The Italian courts, recognizing the potential abuse of the lis pendens rule, have long tried to deal with the issue of torpedo actions. The Italian Supreme Court in BL Macchine Automatiche SpA v Windmoeller und Hoelscher KG, ruled that the country’s courts should not assume jurisdiction in a torpedo action based on a claim of non-infringement because such a claim necessarily meant that the harmful event required to trigger the lis pendens rule had not occurred. The decision could have been the first step in disarming the torpedo and it very well sums up the reluctance of Italian courts to recognize jurisdiction in such matters. However, ten years after its judgment in Windmoeller, the Italian Supreme Court rendered a somewhat contradictory judgment. In The General Hospital Corporation and Palomar Medical Technologies Inc v Asclepion Laser Technologies GmbH, the Court ruled that it had jurisdiction over an action seeking a declaration of non-infringement with respect to the non-Italian part as well as the Italian part of the patent.
Disarming torpedoes in the context of exclusive jurisdiction clauses

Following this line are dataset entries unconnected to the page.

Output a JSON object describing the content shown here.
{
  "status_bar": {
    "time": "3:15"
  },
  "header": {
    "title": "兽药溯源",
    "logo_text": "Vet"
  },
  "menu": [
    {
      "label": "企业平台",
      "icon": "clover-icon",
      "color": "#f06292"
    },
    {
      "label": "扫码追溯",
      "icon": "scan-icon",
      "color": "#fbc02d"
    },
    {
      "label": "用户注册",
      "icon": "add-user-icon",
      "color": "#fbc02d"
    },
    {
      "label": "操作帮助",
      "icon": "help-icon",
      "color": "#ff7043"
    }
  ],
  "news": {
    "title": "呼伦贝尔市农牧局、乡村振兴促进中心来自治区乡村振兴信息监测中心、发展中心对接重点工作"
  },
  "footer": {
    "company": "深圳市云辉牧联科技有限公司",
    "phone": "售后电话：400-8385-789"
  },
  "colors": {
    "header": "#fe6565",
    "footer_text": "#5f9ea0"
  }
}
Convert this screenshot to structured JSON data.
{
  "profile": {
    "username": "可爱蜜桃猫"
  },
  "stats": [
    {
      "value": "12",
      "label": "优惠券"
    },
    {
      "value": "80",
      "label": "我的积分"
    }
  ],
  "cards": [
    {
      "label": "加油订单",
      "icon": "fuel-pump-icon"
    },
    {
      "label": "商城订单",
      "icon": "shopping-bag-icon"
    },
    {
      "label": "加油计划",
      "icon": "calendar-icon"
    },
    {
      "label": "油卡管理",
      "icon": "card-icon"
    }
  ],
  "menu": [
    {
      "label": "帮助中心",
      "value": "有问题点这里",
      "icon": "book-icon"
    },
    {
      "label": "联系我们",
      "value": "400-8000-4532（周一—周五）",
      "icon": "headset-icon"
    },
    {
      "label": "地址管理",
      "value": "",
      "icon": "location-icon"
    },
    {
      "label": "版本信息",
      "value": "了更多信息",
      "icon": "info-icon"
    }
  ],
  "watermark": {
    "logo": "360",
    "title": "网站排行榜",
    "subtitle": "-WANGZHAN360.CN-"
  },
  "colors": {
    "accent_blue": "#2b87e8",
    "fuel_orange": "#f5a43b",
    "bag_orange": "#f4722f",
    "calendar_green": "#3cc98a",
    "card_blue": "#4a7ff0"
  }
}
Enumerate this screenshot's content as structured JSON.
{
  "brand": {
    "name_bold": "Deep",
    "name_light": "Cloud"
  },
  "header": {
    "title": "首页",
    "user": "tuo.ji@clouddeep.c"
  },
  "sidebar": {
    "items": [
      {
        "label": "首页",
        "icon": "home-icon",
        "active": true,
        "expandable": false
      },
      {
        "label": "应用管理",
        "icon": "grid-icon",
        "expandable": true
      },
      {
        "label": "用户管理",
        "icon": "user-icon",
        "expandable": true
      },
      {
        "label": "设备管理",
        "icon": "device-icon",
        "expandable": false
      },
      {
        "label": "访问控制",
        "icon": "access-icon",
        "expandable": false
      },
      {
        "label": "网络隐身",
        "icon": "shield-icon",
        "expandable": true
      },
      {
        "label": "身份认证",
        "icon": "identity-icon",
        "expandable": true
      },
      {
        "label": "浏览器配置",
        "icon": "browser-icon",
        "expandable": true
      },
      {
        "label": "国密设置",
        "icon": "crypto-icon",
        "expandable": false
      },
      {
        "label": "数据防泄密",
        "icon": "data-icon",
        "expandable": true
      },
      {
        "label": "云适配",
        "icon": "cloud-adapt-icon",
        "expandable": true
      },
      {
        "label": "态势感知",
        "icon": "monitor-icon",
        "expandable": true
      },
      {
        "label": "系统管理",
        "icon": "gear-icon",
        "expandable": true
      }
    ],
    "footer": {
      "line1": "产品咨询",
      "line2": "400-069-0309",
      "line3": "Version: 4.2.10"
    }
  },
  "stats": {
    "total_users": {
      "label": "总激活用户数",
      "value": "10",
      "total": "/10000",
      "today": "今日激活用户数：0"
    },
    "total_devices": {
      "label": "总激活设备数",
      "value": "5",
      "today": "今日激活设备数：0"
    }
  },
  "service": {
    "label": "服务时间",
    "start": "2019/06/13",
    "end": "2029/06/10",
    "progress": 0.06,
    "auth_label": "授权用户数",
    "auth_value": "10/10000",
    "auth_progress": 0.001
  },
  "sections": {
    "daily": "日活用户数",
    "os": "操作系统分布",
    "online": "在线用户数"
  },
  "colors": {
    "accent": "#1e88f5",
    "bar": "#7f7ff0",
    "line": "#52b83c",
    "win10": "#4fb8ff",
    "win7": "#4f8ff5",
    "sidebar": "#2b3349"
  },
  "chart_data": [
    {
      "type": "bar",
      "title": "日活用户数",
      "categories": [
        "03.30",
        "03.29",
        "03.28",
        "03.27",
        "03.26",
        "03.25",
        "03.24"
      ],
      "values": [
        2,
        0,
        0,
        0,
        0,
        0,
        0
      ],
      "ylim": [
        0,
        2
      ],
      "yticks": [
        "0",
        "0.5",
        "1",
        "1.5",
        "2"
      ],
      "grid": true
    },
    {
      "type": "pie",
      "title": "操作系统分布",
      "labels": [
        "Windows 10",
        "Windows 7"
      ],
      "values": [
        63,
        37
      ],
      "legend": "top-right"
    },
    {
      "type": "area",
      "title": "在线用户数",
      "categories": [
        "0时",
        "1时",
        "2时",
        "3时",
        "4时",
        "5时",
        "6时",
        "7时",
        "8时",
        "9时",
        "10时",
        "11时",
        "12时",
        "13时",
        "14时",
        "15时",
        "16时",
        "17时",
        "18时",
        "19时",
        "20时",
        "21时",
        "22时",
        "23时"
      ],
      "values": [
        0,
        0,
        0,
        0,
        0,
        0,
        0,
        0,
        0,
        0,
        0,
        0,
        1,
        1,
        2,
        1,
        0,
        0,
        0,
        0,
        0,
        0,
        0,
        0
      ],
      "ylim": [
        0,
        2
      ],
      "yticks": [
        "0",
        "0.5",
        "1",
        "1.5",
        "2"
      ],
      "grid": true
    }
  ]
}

The Recast Brussels Regulation makes significant amendments to various provisions of the Brussels Regulation in order to rectify some of its shortcomings. Amongst these is the ineffectiveness of exclusive jurisdiction clauses in disarming torpedo actions, as illustrated by the Gasser v MISAT case.
The Recast Brussels Regulation bolsters the effectiveness of choice-of-court clauses in two ways. Firstly, the lis pendens rule is now explicitly “without prejudice” to agreements conferring exclusive jurisdiction to a court of a given Member State. Secondly, whereas the previous Regulation only recognized choice-of-court clauses in agreements where at least one party was domiciled in a Member State, they are now recognized even if none of the parties are from the EU.
There is no doubt that the Recast Brussels Regulation brings many improvements with regards to exclusive jurisdiction clauses and countering torpedo actions. Unlike the Windmoeller case where the Italian Supreme Court tried to counter torpedo actions at the national level, the Recast Brussels Regulation tries to disarm the torpedo at the supranational (EU) level. While the new Regulation strengthens the enforceability and effectiveness of choice-of-court clauses, time will tell whether the torpedo has been completely disarmed.
 The term “Italian torpedo” was coined by Mario Franzosi. For more detailed discussion, see Franzosi, “Worldwide Patent Litigation and the Italian Torpedo”,  19 European Intellectual Property Review 382.
This article is for informational purposes only and does not constitute legal advice. If you wish to seek legal advice, contact Martin today. 613-747-2459 ext.308, email@example.com